Wyatt won Player of the Match, which was only fair, given she had scored 64* when nobody else on either side even reached 30 (and in fact only Winfield and Raj had even reached 20). It was also nice to see, after her “mature” face throughout her innings, to see the intensity relax into the smile we are accustomed to see from Danni Wyatt as she went up to collect her award.
As it stands, England sit dormy in this tour, being one match up in total, with one to play. They will want to win the last game, on Saturday, to prove that they are the side they believe they are. Mandhana will want her first win as a captain too. Given, however, that it is once more a “dead rubber”, the series having been decided, there may yet again be a slight lack of intensity in it. This would be a bit of a pity since, as the only the weekend match of this tour, it may well get the highest attendance of any match so far (where Barsapara stadium has already shown its ability to attract about five times as many spectators as Wankhede did).

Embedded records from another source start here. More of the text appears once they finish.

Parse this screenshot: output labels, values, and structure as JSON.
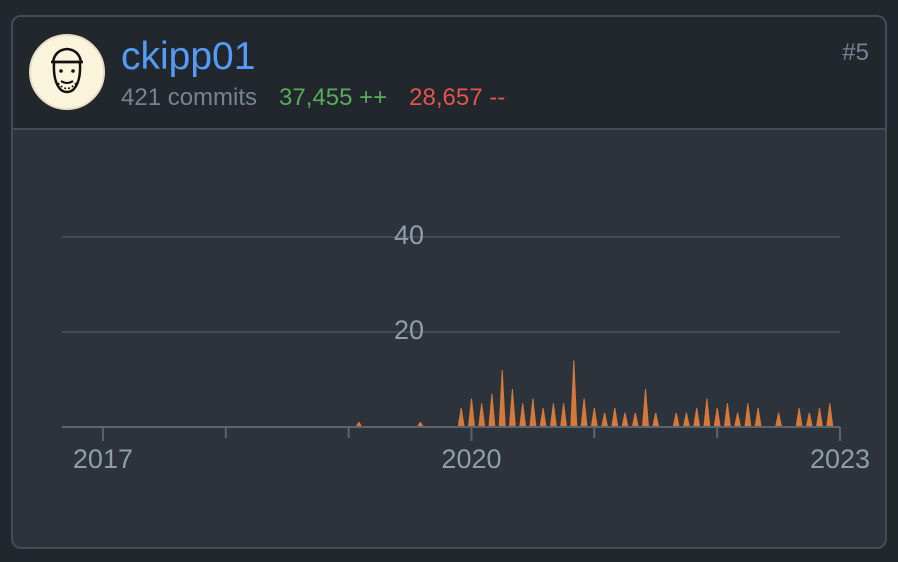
{
  "contributor": {
    "username": "ckipp01",
    "commits": "421 commits",
    "additions": "37,455 ++",
    "deletions": "28,657 --",
    "rank": "#5"
  },
  "colors": {
    "link": "#539bf5",
    "additions": "#57ab5a",
    "deletions": "#e5534b",
    "area": "#d5783a"
  },
  "chart_data": {
    "type": "area",
    "xlabel": "",
    "ylabel": "",
    "ylim": [
      0,
      50
    ],
    "y_ticks": [
      20,
      40
    ],
    "x_ticks": [
      "2017",
      "2020",
      "2023"
    ],
    "xlim": [
      "2016-09",
      "2023-01"
    ],
    "grid": true,
    "series": [
      {
        "x": [
          "2019-02",
          "2019-08",
          "2019-12",
          "2020-01",
          "2020-02",
          "2020-03",
          "2020-04",
          "2020-05",
          "2020-06",
          "2020-07",
          "2020-08",
          "2020-09",
          "2020-10",
          "2020-11",
          "2020-12",
          "2021-01",
          "2021-02",
          "2021-03",
          "2021-04",
          "2021-05",
          "2021-06",
          "2021-07",
          "2021-08",
          "2021-09",
          "2021-10",
          "2021-11",
          "2021-12",
          "2022-01",
          "2022-02",
          "2022-03",
          "2022-04",
          "2022-05",
          "2022-06",
          "2022-07",
          "2022-08",
          "2022-09",
          "2022-10",
          "2022-11",
          "2022-12"
        ],
        "values": [
          1,
          1,
          4,
          6,
          5,
          7,
          12,
          8,
          5,
          6,
          4,
          5,
          5,
          14,
          6,
          4,
          3,
          4,
          3,
          3,
          8,
          3,
          0,
          3,
          3,
          4,
          6,
          4,
          5,
          3,
          5,
          4,
          0,
          3,
          0,
          4,
          3,
          4,
          5
        ]
      }
    ]
  }
}
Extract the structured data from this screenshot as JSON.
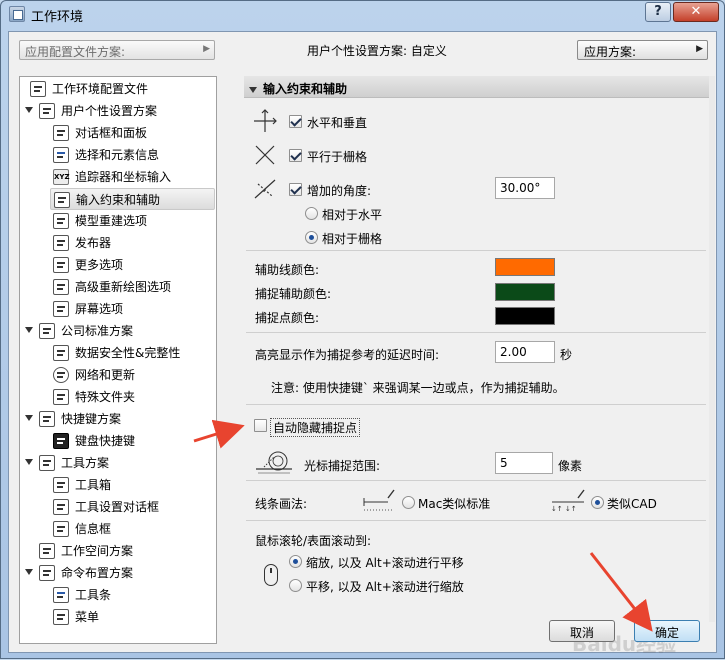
{
  "window": {
    "title": "工作环境",
    "help_label": "?",
    "close_label": "✕"
  },
  "top": {
    "profile_dropdown_placeholder": "应用配置文件方案:",
    "profile_scheme_text": "用户个性设置方案:  自定义",
    "apply_scheme_label": "应用方案:"
  },
  "tree": {
    "items": [
      {
        "label": "工作环境配置文件",
        "icon": "profile-icon"
      },
      {
        "label": "用户个性设置方案",
        "icon": "user-scheme-icon"
      },
      {
        "label": "对话框和面板",
        "icon": "dialog-icon"
      },
      {
        "label": "选择和元素信息",
        "icon": "selection-icon"
      },
      {
        "label": "追踪器和坐标输入",
        "icon": "xyz-icon"
      },
      {
        "label": "输入约束和辅助",
        "icon": "cursor-icon"
      },
      {
        "label": "模型重建选项",
        "icon": "model-icon"
      },
      {
        "label": "发布器",
        "icon": "publisher-icon"
      },
      {
        "label": "更多选项",
        "icon": "options-icon"
      },
      {
        "label": "高级重新绘图选项",
        "icon": "redraw-icon"
      },
      {
        "label": "屏幕选项",
        "icon": "screen-icon"
      },
      {
        "label": "公司标准方案",
        "icon": "company-icon"
      },
      {
        "label": "数据安全性&完整性",
        "icon": "data-safety-icon"
      },
      {
        "label": "网络和更新",
        "icon": "globe-icon"
      },
      {
        "label": "特殊文件夹",
        "icon": "folder-icon"
      },
      {
        "label": "快捷键方案",
        "icon": "shortcut-icon"
      },
      {
        "label": "键盘快捷键",
        "icon": "keyboard-icon"
      },
      {
        "label": "工具方案",
        "icon": "tool-scheme-icon"
      },
      {
        "label": "工具箱",
        "icon": "toolbox-icon"
      },
      {
        "label": "工具设置对话框",
        "icon": "tool-settings-icon"
      },
      {
        "label": "信息框",
        "icon": "infobox-icon"
      },
      {
        "label": "工作空间方案",
        "icon": "workspace-icon"
      },
      {
        "label": "命令布置方案",
        "icon": "command-icon"
      },
      {
        "label": "工具条",
        "icon": "toolbar-icon"
      },
      {
        "label": "菜单",
        "icon": "menu-icon"
      }
    ]
  },
  "panel": {
    "header": "输入约束和辅助",
    "horizontal_vertical": "水平和垂直",
    "parallel_grid": "平行于栅格",
    "extra_angle": "增加的角度:",
    "extra_angle_value": "30.00°",
    "relative_horizontal": "相对于水平",
    "relative_grid": "相对于栅格",
    "guide_line_color": "辅助线颜色:",
    "snap_guide_color": "捕捉辅助颜色:",
    "snap_point_color": "捕捉点颜色:",
    "delay_label": "高亮显示作为捕捉参考的延迟时间:",
    "delay_value": "2.00",
    "delay_unit": "秒",
    "note": "注意: 使用快捷键` 来强调某一边或点，作为捕捉辅助。",
    "auto_hide": "自动隐藏捕捉点",
    "cursor_range_label": "光标捕捉范围:",
    "cursor_range_value": "5",
    "cursor_range_unit": "像素",
    "line_drawing_label": "线条画法:",
    "mac_standard": "Mac类似标准",
    "cad_like": "类似CAD",
    "scroll_label": "鼠标滚轮/表面滚动到:",
    "scroll_zoom": "缩放, 以及 Alt+滚动进行平移",
    "scroll_pan": "平移, 以及 Alt+滚动进行缩放"
  },
  "colors": {
    "guide_line": "#ff6a00",
    "snap_guide": "#0b4a18",
    "snap_point": "#000000",
    "annotation_arrow": "#e8442f"
  },
  "buttons": {
    "cancel": "取消",
    "ok": "确定"
  },
  "watermark": "Baidu经验"
}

As for India, despite the issues surrounding Raj’s place in the team, and her problems with the team management (now all allegedly smoothed over), since she was in the playing XI, it might just have been worthwhile making her the makeshift captain for this series and allowing Mandhana to bat with greater freedom, particularly in the first match, which might have made the difference between winning and losing this series. But now, battle-hardened as it were, she might as well captain for the third too: she is likelier to feel more confidence in her bowlers after this performance, and maybe even get the right blend of freedom to hit combined with responsibility, to make a substantial score of her own. It’s time for “Mandy” to do a little taking for herself.